Synopsis: At the edge of the Russian wilderness, winter lasts most of the year and the snowdrifts grow taller than houses. But Vasilisa doesn’t mind—she spends the winter nights huddled around the embers of a fire with her beloved siblings, listening to her nurse’s fairy tales. Above all, she loves the chilling story of Frost, the blue-eyed winter demon, who appears in the frigid night to claim unwary souls. Wise Russians fear him, her nurse says, and honor the spirits of house and yard and forest that protect their homes from evil.
After Vasilisa’s mother dies, her father goes to Moscow and brings home a new wife. Fiercely devout, city-bred, Vasilisa’s new stepmother forbids her family from honoring the household spirits. The family acquiesces, but Vasilisa is frightened, sensing that more hinges upon their rituals than anyone knows.
And indeed, crops begin to fail, evil creatures of the forest creep nearer, and misfortune stalks the village. All the while, Vasilisa’s stepmother grows ever harsher in her determination to groom her rebellious stepdaughter for either marriage or confinement in a convent.
As danger circles, Vasilisa must defy even the people she loves and call on dangerous gifts she has long concealed—this, in order to protect her family from a threat that seems to have stepped from her nurse’s most frightening tales.
My Review: This is not the genre I normally read, but after reading a review on a blog I follow I picked it up. It is a fantasy/fairytale/historical story all rolled together. Medieval Russia, Rus, in the fourteenth century is the setting. The people living in the villages are Christian with a healthy belief in protective spirits or demons. There is also a belief in some of the more powerful spirits like Morozko, the Russian Jack Frost, a winter demon who can be kind or cruel, and his brother, the Bear, who feeds on fear to become more powerful.
Vasilisa, (Vasya) is the fifth and last child of Pyotr Petrovich, a wealthy landowner, and his wife, Marina, She dies in childbirth, but not until she gets a promise from her husband to take care of her daughter who is her likeness and has her skills. From the beginning the girl is different, running wild and free, to the frustration of her nursemaid and surrogate mother, Dunya. Pyotr eventually remarries Anna, the daughter of a Rus prince. She sends a message to Moscow that they need a priest as the old one had died. When a priest Konstantine, comes unwillingly to the village, he decides the people and their old ways and beliefs are an affront to God. He makes them stop leaving food for the spirits and he stirs up things that should have been left alone. She is a young woman who can see what most cannot and who can speak to those most do not. When she begins to ride the wildest horses and seems to see demons and spirits, she is thought a witch by the villagers. Her father believes that she needs to marry or go to a convent to protect her. Vasya will eventually have to save her village and put her own life in danger.
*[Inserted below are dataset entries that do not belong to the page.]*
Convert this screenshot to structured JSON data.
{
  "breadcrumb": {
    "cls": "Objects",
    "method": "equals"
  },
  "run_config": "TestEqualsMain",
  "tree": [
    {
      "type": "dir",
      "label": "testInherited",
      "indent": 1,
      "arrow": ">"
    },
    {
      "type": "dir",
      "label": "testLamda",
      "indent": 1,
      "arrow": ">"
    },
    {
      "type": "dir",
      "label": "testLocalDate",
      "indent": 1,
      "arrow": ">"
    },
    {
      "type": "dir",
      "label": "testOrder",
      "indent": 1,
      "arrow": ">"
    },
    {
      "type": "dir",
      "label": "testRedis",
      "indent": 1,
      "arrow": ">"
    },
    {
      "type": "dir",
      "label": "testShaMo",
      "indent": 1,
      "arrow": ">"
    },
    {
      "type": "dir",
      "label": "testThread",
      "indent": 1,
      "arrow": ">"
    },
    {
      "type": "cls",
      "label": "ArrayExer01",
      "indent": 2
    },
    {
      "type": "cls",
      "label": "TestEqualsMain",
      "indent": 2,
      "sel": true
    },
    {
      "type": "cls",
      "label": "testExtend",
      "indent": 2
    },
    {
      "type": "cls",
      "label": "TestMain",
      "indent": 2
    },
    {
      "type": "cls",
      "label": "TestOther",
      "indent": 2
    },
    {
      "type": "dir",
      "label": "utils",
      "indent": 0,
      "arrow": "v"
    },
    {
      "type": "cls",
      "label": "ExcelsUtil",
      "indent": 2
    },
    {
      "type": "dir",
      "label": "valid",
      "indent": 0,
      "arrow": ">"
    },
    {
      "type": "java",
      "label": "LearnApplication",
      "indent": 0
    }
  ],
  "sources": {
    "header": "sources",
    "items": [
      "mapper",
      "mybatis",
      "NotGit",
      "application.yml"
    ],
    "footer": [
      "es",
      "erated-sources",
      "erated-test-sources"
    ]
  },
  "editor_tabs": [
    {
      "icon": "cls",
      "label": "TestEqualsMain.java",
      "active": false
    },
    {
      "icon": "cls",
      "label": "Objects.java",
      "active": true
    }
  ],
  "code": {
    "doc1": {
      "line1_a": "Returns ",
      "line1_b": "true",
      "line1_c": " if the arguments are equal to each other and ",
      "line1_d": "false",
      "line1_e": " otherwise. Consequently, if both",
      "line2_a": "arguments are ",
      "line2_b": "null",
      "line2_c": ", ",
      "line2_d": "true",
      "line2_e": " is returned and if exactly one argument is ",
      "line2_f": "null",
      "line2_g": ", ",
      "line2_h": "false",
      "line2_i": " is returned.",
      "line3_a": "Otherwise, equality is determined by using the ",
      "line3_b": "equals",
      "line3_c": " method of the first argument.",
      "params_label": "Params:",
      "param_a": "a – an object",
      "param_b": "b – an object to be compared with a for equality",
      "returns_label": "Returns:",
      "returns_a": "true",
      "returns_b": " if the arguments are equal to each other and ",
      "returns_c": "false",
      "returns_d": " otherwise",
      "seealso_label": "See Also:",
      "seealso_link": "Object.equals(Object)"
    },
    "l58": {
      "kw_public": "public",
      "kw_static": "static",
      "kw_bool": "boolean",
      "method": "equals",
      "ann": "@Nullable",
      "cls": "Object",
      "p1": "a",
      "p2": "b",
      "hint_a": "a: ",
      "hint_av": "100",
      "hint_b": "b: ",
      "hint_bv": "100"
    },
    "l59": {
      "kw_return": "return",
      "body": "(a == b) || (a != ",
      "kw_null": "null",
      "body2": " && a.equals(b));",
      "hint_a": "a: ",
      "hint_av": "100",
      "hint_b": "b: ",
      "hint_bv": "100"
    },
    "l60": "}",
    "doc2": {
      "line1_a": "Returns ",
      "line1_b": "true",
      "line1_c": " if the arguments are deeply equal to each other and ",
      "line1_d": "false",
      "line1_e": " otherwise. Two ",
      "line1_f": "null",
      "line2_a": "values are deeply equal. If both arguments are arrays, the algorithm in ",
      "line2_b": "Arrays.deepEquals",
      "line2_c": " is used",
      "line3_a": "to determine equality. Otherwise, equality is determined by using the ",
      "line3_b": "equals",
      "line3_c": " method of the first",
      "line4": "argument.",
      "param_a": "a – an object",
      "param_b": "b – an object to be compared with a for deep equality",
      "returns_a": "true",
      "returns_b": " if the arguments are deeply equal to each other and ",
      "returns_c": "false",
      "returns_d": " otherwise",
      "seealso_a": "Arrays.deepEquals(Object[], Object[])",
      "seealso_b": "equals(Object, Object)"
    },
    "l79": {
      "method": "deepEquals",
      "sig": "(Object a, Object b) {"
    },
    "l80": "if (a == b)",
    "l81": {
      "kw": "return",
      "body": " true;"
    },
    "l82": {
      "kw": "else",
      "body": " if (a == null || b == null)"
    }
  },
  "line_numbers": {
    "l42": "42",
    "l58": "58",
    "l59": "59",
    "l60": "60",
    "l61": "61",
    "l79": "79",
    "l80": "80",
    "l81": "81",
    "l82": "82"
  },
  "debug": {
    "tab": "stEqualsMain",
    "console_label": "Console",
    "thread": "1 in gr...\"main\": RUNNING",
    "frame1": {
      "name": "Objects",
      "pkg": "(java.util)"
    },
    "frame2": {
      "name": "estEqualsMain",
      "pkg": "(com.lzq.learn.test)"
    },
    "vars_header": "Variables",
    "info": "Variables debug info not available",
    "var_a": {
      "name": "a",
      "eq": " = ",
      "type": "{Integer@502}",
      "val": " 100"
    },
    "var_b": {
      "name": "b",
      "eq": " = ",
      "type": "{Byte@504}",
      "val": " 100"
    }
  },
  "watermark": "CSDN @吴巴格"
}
This was a story that was so beautifully written. The imagery and descriptions of the characters allowed you to see the places and the creatures. The Russian folklore and mythology was easy to understand even if not exact. I loved watching the interactions of Vasya and her siblings as well as her father. The priest was easy to hate and it was hard to see why Vasya kept saving him. I could feel the cold, the misery and the confusion of the villagers and family as the story progressed. The description of the home where Vasya and her family lived with the stove they slept on and the chapel they could sneak in and out of made me feel like I was there. The author never loses sight of the main narrative despite all the strange happenings and I found that amazing. The creatures and characters just added to the story. I recommend this story to anyone as it was not something I would have picked up and as I said earlier, I really enjoyed it.